There has been a total of 847 breaches of the Covid-19 lockdown rules, Director General of Health Ashley Bloomfield announced today.
Of the breaches, there has been 109 prosecutions, as well as 717 warnings and 21 youth referrals.
It was a large jump from earlier this week when Police Commissioner Andrew Coster reported just 367 breaches on April 8, with 45 prosecutions and 309 warnings.
"I know police have been very active over the Easter weekend, stopping cars and also a high presence in the community," Dr Bloomfield said today.
It comes after police set up 190 checkpoints on Easter Friday, with more than 100 warnings issued.
1 NEWS was told of "all sorts of excuses" that were given to police over the Easter weekend.
Sergeant Mark Fleming said despite having to turn around a few motorists, "a lot of people are heeding the message to stay home".
NZ Herald reported as of Friday, there were 677 recorded breaches, 84 prosecutions and 582 warnings since the lockdown began.
Earlier this month, the epidemic select committee were told by law professor John Hopkins the law to enforce the lockdown was "problematic" as it relied heavily on discretion by police.
He said this was not sustainable - pointing to the example of mixed messaging at the beginning of the lockdown causing confusion for many Kiwis.
Dr Hopkins suggested the guidelines given to police should be released to the public, or a set of rules should be publicised "that are justifiable on the basis of the evidence, legitimate in the eyes of the public, and most importantly clear and open to all".
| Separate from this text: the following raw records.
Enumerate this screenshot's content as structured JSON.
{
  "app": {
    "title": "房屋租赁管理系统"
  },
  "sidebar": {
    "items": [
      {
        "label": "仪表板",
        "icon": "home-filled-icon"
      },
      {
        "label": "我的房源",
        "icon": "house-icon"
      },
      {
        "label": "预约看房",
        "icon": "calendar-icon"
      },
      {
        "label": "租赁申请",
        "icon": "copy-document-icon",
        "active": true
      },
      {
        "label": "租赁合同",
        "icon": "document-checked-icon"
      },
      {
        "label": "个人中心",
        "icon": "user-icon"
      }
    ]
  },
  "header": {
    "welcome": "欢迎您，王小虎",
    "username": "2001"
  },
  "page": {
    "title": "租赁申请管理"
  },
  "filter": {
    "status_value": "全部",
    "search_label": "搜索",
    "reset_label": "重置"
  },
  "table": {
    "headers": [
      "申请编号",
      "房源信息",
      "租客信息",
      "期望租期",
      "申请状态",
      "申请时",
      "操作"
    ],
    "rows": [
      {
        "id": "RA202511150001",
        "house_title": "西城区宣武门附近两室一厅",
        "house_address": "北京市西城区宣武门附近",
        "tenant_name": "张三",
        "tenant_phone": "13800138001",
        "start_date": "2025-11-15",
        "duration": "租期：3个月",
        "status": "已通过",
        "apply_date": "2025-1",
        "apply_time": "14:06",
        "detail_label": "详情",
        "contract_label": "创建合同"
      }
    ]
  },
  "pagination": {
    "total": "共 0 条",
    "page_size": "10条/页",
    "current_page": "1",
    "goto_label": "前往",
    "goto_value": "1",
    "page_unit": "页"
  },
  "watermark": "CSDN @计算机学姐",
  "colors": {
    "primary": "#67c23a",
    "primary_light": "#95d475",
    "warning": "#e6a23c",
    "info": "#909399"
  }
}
Two days later, the law around activities and travel under Alert Level 4 were clarified and guidelines released by the Ministry of Health and police.